§ Task: Repeat the entries exactly, keeping every line as it is.

§ Records to use:

----

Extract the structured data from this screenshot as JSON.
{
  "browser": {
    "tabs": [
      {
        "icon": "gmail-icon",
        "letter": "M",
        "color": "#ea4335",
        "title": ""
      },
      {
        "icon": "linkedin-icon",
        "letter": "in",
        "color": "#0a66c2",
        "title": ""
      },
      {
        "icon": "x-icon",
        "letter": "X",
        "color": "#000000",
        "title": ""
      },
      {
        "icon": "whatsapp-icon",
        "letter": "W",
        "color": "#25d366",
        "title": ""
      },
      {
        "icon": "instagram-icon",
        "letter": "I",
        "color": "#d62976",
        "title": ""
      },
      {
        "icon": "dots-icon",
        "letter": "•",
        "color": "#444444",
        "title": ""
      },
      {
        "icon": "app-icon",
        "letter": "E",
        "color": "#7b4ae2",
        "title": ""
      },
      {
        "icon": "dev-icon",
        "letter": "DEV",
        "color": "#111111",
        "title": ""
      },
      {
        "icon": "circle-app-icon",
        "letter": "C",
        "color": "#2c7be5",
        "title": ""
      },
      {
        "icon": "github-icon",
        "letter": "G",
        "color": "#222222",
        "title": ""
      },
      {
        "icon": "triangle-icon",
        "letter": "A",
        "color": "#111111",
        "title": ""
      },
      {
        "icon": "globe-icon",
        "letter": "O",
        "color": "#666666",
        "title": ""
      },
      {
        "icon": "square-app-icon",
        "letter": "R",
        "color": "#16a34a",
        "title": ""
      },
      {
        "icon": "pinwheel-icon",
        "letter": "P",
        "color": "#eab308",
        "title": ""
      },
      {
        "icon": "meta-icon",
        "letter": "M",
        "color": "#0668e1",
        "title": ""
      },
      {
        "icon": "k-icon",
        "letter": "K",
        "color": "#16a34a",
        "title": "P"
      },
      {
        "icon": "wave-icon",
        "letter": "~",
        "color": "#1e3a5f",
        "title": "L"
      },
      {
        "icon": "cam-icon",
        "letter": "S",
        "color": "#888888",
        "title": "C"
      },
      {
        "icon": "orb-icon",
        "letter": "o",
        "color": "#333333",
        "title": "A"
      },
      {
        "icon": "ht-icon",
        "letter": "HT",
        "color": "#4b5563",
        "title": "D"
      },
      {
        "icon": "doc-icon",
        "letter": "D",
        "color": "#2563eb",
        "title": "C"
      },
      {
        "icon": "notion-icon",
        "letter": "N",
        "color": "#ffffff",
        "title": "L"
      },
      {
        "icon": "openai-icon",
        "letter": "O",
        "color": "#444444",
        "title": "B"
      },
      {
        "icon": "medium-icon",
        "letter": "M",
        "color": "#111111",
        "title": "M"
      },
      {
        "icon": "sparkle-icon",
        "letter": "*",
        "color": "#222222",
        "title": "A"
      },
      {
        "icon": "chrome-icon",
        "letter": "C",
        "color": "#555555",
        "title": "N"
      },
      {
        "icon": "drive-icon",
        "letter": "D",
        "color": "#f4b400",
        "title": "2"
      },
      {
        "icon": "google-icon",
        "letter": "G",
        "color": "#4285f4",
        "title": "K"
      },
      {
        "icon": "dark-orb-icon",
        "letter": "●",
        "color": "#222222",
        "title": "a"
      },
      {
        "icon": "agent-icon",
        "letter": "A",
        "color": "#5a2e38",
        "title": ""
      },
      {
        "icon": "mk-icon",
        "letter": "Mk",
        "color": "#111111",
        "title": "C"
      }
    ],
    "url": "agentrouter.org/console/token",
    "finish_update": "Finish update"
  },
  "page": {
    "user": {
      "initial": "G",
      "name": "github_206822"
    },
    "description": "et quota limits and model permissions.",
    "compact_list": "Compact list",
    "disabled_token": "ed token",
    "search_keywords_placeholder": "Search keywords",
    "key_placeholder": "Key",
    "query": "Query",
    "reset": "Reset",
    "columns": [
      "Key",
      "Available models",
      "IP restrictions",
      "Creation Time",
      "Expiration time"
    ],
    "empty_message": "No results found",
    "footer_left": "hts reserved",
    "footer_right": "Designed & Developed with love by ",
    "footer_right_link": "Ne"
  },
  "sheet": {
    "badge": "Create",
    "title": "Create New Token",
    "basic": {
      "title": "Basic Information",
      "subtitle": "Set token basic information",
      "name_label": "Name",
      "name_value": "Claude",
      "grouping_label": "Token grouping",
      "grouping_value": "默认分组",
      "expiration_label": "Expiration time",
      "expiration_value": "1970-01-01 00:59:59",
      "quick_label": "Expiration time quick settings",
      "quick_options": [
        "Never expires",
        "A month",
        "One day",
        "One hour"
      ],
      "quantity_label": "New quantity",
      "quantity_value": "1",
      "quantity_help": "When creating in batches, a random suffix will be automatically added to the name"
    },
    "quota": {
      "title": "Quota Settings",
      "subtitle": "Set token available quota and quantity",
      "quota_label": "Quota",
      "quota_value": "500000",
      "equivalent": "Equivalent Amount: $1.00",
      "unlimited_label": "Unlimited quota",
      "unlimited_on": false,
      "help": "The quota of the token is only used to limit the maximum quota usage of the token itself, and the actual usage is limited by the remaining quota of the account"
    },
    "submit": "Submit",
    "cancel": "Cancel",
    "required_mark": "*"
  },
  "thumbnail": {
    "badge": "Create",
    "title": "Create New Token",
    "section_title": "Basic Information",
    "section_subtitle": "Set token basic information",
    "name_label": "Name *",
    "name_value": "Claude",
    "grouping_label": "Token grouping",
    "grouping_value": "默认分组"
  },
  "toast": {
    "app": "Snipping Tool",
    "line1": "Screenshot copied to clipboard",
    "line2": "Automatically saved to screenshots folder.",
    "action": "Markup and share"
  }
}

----

§ Solution for this task:
Extract the structured data from this screenshot as JSON.
{
  "browser": {
    "tabs": [
      {
        "icon": "gmail-icon",
        "letter": "M",
        "color": "#ea4335",
        "title": ""
      },
      {
        "icon": "linkedin-icon",
        "letter": "in",
        "color": "#0a66c2",
        "title": ""
      },
      {
        "icon": "x-icon",
        "letter": "X",
        "color": "#000000",
        "title": ""
      },
      {
        "icon": "whatsapp-icon",
        "letter": "W",
        "color": "#25d366",
        "title": ""
      },
      {
        "icon": "instagram-icon",
        "letter": "I",
        "color": "#d62976",
        "title": ""
      },
      {
        "icon": "dots-icon",
        "letter": "•",
        "color": "#444444",
        "title": ""
      },
      {
        "icon": "app-icon",
        "letter": "E",
        "color": "#7b4ae2",
        "title": ""
      },
      {
        "icon": "dev-icon",
        "letter": "DEV",
        "color": "#111111",
        "title": ""
      },
      {
        "icon": "circle-app-icon",
        "letter": "C",
        "color": "#2c7be5",
        "title": ""
      },
      {
        "icon": "github-icon",
        "letter": "G",
        "color": "#222222",
        "title": ""
      },
      {
        "icon": "triangle-icon",
        "letter": "A",
        "color": "#111111",
        "title": ""
      },
      {
        "icon": "globe-icon",
        "letter": "O",
        "color": "#666666",
        "title": ""
      },
      {
        "icon": "square-app-icon",
        "letter": "R",
        "color": "#16a34a",
        "title": ""
      },
      {
        "icon": "pinwheel-icon",
        "letter": "P",
        "color": "#eab308",
        "title": ""
      },
      {
        "icon": "meta-icon",
        "letter": "M",
        "color": "#0668e1",
        "title": ""
      },
      {
        "icon": "k-icon",
        "letter": "K",
        "color": "#16a34a",
        "title": "P"
      },
      {
        "icon": "wave-icon",
        "letter": "~",
        "color": "#1e3a5f",
        "title": "L"
      },
      {
        "icon": "cam-icon",
        "letter": "S",
        "color": "#888888",
        "title": "C"
      },
      {
        "icon": "orb-icon",
        "letter": "o",
        "color": "#333333",
        "title": "A"
      },
      {
        "icon": "ht-icon",
        "letter": "HT",
        "color": "#4b5563",
        "title": "D"
      },
      {
        "icon": "doc-icon",
        "letter": "D",
        "color": "#2563eb",
        "title": "C"
      },
      {
        "icon": "notion-icon",
        "letter": "N",
        "color": "#ffffff",
        "title": "L"
      },
      {
        "icon": "openai-icon",
        "letter": "O",
        "color": "#444444",
        "title": "B"
      },
      {
        "icon": "medium-icon",
        "letter": "M",
        "color": "#111111",
        "title": "M"
      },
      {
        "icon": "sparkle-icon",
        "letter": "*",
        "color": "#222222",
        "title": "A"
      },
      {
        "icon": "chrome-icon",
        "letter": "C",
        "color": "#555555",
        "title": "N"
      },
      {
        "icon": "drive-icon",
        "letter": "D",
        "color": "#f4b400",
        "title": "2"
      },
      {
        "icon": "google-icon",
        "letter": "G",
        "color": "#4285f4",
        "title": "K"
      },
      {
        "icon": "dark-orb-icon",
        "letter": "●",
        "color": "#222222",
        "title": "a"
      },
      {
        "icon": "agent-icon",
        "letter": "A",
        "color": "#5a2e38",
        "title": ""
      },
      {
        "icon": "mk-icon",
        "letter": "Mk",
        "color": "#111111",
        "title": "C"
      }
    ],
    "url": "agentrouter.org/console/token",
    "finish_update": "Finish update"
  },
  "page": {
    "user": {
      "initial": "G",
      "name": "github_206822"
    },
    "description": "et quota limits and model permissions.",
    "compact_list": "Compact list",
    "disabled_token": "ed token",
    "search_keywords_placeholder": "Search keywords",
    "key_placeholder": "Key",
    "query": "Query",
    "reset": "Reset",
    "columns": [
      "Key",
      "Available models",
      "IP restrictions",
      "Creation Time",
      "Expiration time"
    ],
    "empty_message": "No results found",
    "footer_left": "hts reserved",
    "footer_right": "Designed & Developed with love by ",
    "footer_right_link": "Ne"
  },
  "sheet": {
    "badge": "Create",
    "title": "Create New Token",
    "basic": {
      "title": "Basic Information",
      "subtitle": "Set token basic information",
      "name_label": "Name",
      "name_value": "Claude",
      "grouping_label": "Token grouping",
      "grouping_value": "默认分组",
      "expiration_label": "Expiration time",
      "expiration_value": "1970-01-01 00:59:59",
      "quick_label": "Expiration time quick settings",
      "quick_options": [
        "Never expires",
        "A month",
        "One day",
        "One hour"
      ],
      "quantity_label": "New quantity",
      "quantity_value": "1",
      "quantity_help": "When creating in batches, a random suffix will be automatically added to the name"
    },
    "quota": {
      "title": "Quota Settings",
      "subtitle": "Set token available quota and quantity",
      "quota_label": "Quota",
      "quota_value": "500000",
      "equivalent": "Equivalent Amount: $1.00",
      "unlimited_label": "Unlimited quota",
      "unlimited_on": false,
      "help": "The quota of the token is only used to limit the maximum quota usage of the token itself, and the actual usage is limited by the remaining quota of the account"
    },
    "submit": "Submit",
    "cancel": "Cancel",
    "required_mark": "*"
  },
  "thumbnail": {
    "badge": "Create",
    "title": "Create New Token",
    "section_title": "Basic Information",
    "section_subtitle": "Set token basic information",
    "name_label": "Name *",
    "name_value": "Claude",
    "grouping_label": "Token grouping",
    "grouping_value": "默认分组"
  },
  "toast": {
    "app": "Snipping Tool",
    "line1": "Screenshot copied to clipboard",
    "line2": "Automatically saved to screenshots folder.",
    "action": "Markup and share"
  }
}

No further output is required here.